Finally, she works on a light box, where more adjustments can be made. As she selects colors and cuts and lays out the glass, she refines her piece yet again, working to achieve depth and texture, movement and line, light and shade. “It’s a labor of love,” she says. “It’s a passion.”
In her work, Travaglia strives to create something unique. “I want to draw the viewer into my piece,” she says. “My hope is that when someone stands in front of my art, it reminds them of something. What that ‘something’ is may vary from person to person; it might be music, a human figure, blades of grass. What someone sees may not be images I intentionally placed there, but as long as my art touches them, influences them, forms a connection, then I have achieved what I wanted.”
The use of color is deeply personal to Travaglia. “Color signifies emotion. It affects people. I think a great deal about one color’s relationship to another. It is completely intuitive.” Her color palette has changed over time. “Initially, I worked almost exclusively with antique blown glass which was then rolled,” she says. “I used a lot of neutrals and limited the number of colors I placed in a piece. I loved the movement that this approach created. However, I’m now changing the way I create movement. I used to do it primarily with line, but now I’m working with different types of glass. I’m buying sheets of glass and using lots of specially patterned pieces to create movement, so there is more color. It’s as close as you can get to painting with glass without actually doing so.”

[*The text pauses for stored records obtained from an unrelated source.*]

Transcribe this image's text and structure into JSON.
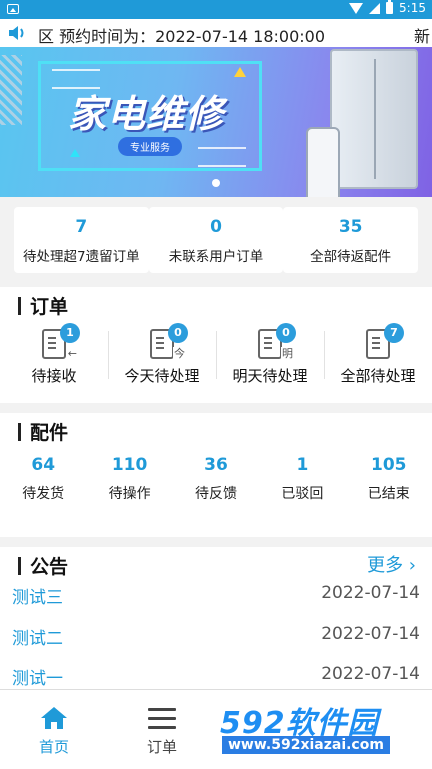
{
  "status_bar": {
    "time": "5:15"
  },
  "notice_bar": {
    "text": "区 预约时间为：2022-07-14 18:00:00",
    "tail": "新"
  },
  "banner": {
    "title": "家电维修",
    "subtitle": "专业服务"
  },
  "stats": [
    {
      "value": "7",
      "label": "待处理超7遗留订单"
    },
    {
      "value": "0",
      "label": "未联系用户订单"
    },
    {
      "value": "35",
      "label": "全部待返配件"
    }
  ],
  "orders": {
    "title": "订单",
    "items": [
      {
        "badge": "1",
        "label": "待接收",
        "icon": "doc-arrow-icon",
        "sub": "←"
      },
      {
        "badge": "0",
        "label": "今天待处理",
        "icon": "doc-today-icon",
        "sub": "今"
      },
      {
        "badge": "0",
        "label": "明天待处理",
        "icon": "doc-tomorrow-icon",
        "sub": "明"
      },
      {
        "badge": "7",
        "label": "全部待处理",
        "icon": "doc-all-icon",
        "sub": ""
      }
    ]
  },
  "parts": {
    "title": "配件",
    "items": [
      {
        "value": "64",
        "label": "待发货"
      },
      {
        "value": "110",
        "label": "待操作"
      },
      {
        "value": "36",
        "label": "待反馈"
      },
      {
        "value": "1",
        "label": "已驳回"
      },
      {
        "value": "105",
        "label": "已结束"
      }
    ]
  },
  "announcements": {
    "title": "公告",
    "more": "更多 ›",
    "items": [
      {
        "title": "测试三",
        "date": "2022-07-14"
      },
      {
        "title": "测试二",
        "date": "2022-07-14"
      },
      {
        "title": "测试一",
        "date": "2022-07-14"
      }
    ]
  },
  "tabbar": {
    "items": [
      {
        "label": "首页",
        "icon": "home-icon",
        "active": true
      },
      {
        "label": "订单",
        "icon": "list-icon",
        "active": false
      }
    ]
  },
  "watermark": {
    "brand": "592软件园",
    "url": "www.592xiazai.com"
  },
  "colors": {
    "accent": "#1f9ad8",
    "badge": "#2c9ddc"
  }
}
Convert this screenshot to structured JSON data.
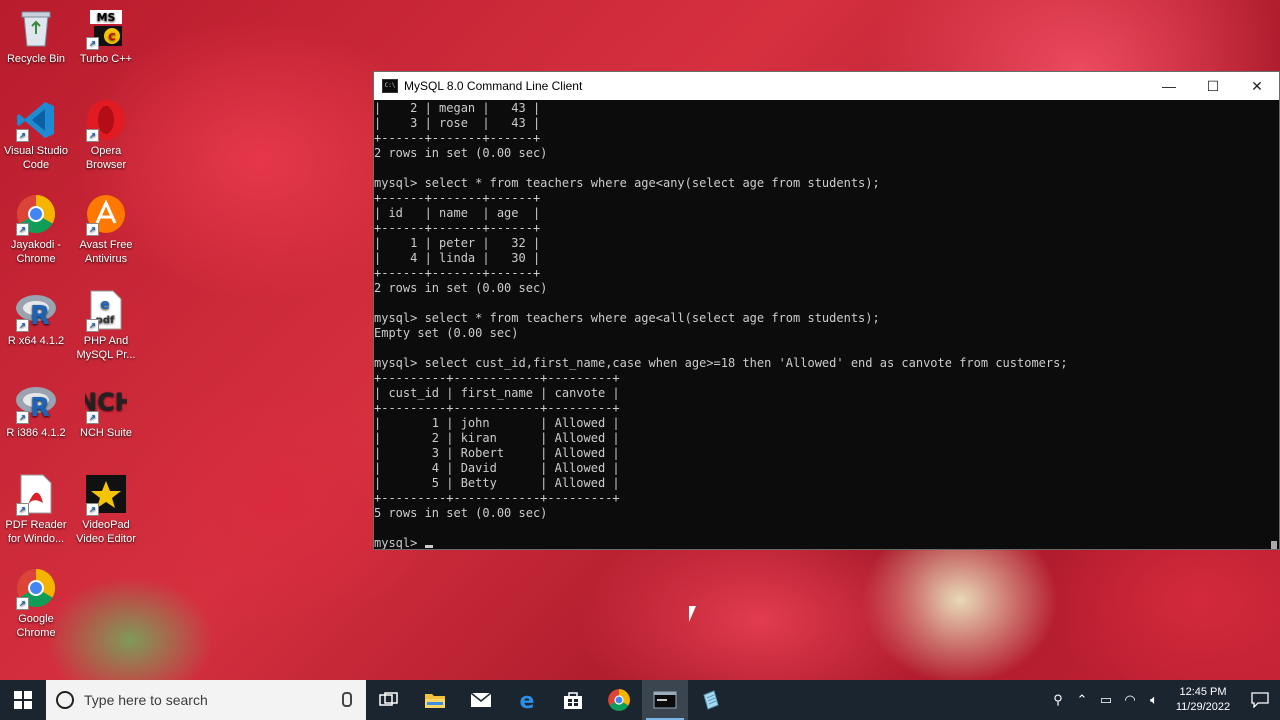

Even more exciting are her forays into new techniques that will take her art into ever more diverse directions. She recently created her first glass piece that was permanently mounted on an LED light box and wall hung, like a painting. “That approach opened up a whole new creative spectrum,” she says. “I find that I’m eager to explore again. I’ve signed up for several classes. I want to learn new techniques that will allow me to glue more as opposed to soldering and foiling. This will allow me to achieve greater low relief; low relief takes the piece to a place where the glass is not just two-dimensional but has physical depth. You can work with thicker pieces of glass because of the change in technique. I’m also looking into fusing and slumping, an art form where you shape melting glass over a form in a kiln to get the desired effect. I’m eager to experiment with photo transfer and painting on glass—not to create an image, but to create line. My mind is bursting with ideas.”
When Travaglia first married and moved to Maine, she set up a studio. However, life kept pulling her away from her art. She and her husband bought a home and concerns about finances led her to work in a Boston showroom for a furniture manufacturer. Long days and long commutes made studio time hard to find. Then her husband, a popular landscape designer and contractor, needed help with his growing business. Travaglia agreed to take that on, thinking she could work close to home part-time and spend the rest of the time in her studio. “It just was not possible,” she says with a laugh. “Managing the business was a full-time commitment and required a totally different mindset. Even when I had free time I found it difficult to switch from a very organized, precise business mode to my creative side where I need to let things flow.”
Today, Travaglia has embarked on a new life, one where her art has free reign. Divorced and no longer affiliated with the landscaping business, she works from a studio in Rollinsford, New Hampshire, and is eager to see where her new life as an artist leads. “I’ve had several showings and am starting to work on commission. It’s something I’ve rarely done before, so it’s a learning process, but I’m enjoying it. Art has always been the foundation of my life, and like life, I am seeing endless possibilities.”